What is expected: So that the copy matches the original, write out every entry exactly.

Excerpted data:

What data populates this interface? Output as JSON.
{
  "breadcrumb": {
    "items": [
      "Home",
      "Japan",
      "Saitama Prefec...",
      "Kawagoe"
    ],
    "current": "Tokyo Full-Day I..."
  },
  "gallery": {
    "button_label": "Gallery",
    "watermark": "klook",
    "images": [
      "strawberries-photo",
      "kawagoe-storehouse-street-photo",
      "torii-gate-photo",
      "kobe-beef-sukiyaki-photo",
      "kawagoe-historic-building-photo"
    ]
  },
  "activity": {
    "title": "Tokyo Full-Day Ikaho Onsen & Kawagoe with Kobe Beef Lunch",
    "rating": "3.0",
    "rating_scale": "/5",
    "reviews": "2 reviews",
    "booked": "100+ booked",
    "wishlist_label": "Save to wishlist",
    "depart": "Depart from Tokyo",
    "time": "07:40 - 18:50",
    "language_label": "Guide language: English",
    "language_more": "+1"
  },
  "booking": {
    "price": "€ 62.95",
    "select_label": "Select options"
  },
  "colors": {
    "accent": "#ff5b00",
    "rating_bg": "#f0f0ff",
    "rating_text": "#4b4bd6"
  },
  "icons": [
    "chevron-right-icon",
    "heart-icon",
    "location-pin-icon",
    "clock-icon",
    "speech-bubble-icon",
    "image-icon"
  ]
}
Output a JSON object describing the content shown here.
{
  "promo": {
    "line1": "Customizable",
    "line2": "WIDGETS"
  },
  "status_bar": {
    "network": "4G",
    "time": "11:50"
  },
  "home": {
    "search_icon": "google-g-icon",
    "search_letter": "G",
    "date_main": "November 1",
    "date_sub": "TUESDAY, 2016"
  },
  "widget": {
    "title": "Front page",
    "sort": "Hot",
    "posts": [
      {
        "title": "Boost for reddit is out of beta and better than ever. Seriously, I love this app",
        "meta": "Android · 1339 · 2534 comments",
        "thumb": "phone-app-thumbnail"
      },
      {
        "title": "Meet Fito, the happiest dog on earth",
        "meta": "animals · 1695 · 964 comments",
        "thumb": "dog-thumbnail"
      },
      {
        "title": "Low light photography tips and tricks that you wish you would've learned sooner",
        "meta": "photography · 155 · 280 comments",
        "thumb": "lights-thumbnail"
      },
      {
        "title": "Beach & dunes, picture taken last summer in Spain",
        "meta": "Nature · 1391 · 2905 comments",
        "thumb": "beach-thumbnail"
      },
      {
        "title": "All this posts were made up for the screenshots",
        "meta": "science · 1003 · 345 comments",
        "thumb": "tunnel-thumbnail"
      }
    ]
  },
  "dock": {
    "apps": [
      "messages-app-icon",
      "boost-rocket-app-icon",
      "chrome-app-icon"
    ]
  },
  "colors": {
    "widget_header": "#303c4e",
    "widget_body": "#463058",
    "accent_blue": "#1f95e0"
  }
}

Response:
What data populates this interface? Output as JSON.
{
  "breadcrumb": {
    "items": [
      "Home",
      "Japan",
      "Saitama Prefec...",
      "Kawagoe"
    ],
    "current": "Tokyo Full-Day I..."
  },
  "gallery": {
    "button_label": "Gallery",
    "watermark": "klook",
    "images": [
      "strawberries-photo",
      "kawagoe-storehouse-street-photo",
      "torii-gate-photo",
      "kobe-beef-sukiyaki-photo",
      "kawagoe-historic-building-photo"
    ]
  },
  "activity": {
    "title": "Tokyo Full-Day Ikaho Onsen & Kawagoe with Kobe Beef Lunch",
    "rating": "3.0",
    "rating_scale": "/5",
    "reviews": "2 reviews",
    "booked": "100+ booked",
    "wishlist_label": "Save to wishlist",
    "depart": "Depart from Tokyo",
    "time": "07:40 - 18:50",
    "language_label": "Guide language: English",
    "language_more": "+1"
  },
  "booking": {
    "price": "€ 62.95",
    "select_label": "Select options"
  },
  "colors": {
    "accent": "#ff5b00",
    "rating_bg": "#f0f0ff",
    "rating_text": "#4b4bd6"
  },
  "icons": [
    "chevron-right-icon",
    "heart-icon",
    "location-pin-icon",
    "clock-icon",
    "speech-bubble-icon",
    "image-icon"
  ]
}
Output a JSON object describing the content shown here.
{
  "promo": {
    "line1": "Customizable",
    "line2": "WIDGETS"
  },
  "status_bar": {
    "network": "4G",
    "time": "11:50"
  },
  "home": {
    "search_icon": "google-g-icon",
    "search_letter": "G",
    "date_main": "November 1",
    "date_sub": "TUESDAY, 2016"
  },
  "widget": {
    "title": "Front page",
    "sort": "Hot",
    "posts": [
      {
        "title": "Boost for reddit is out of beta and better than ever. Seriously, I love this app",
        "meta": "Android · 1339 · 2534 comments",
        "thumb": "phone-app-thumbnail"
      },
      {
        "title": "Meet Fito, the happiest dog on earth",
        "meta": "animals · 1695 · 964 comments",
        "thumb": "dog-thumbnail"
      },
      {
        "title": "Low light photography tips and tricks that you wish you would've learned sooner",
        "meta": "photography · 155 · 280 comments",
        "thumb": "lights-thumbnail"
      },
      {
        "title": "Beach & dunes, picture taken last summer in Spain",
        "meta": "Nature · 1391 · 2905 comments",
        "thumb": "beach-thumbnail"
      },
      {
        "title": "All this posts were made up for the screenshots",
        "meta": "science · 1003 · 345 comments",
        "thumb": "tunnel-thumbnail"
      }
    ]
  },
  "dock": {
    "apps": [
      "messages-app-icon",
      "boost-rocket-app-icon",
      "chrome-app-icon"
    ]
  },
  "colors": {
    "widget_header": "#303c4e",
    "widget_body": "#463058",
    "accent_blue": "#1f95e0"
  }
}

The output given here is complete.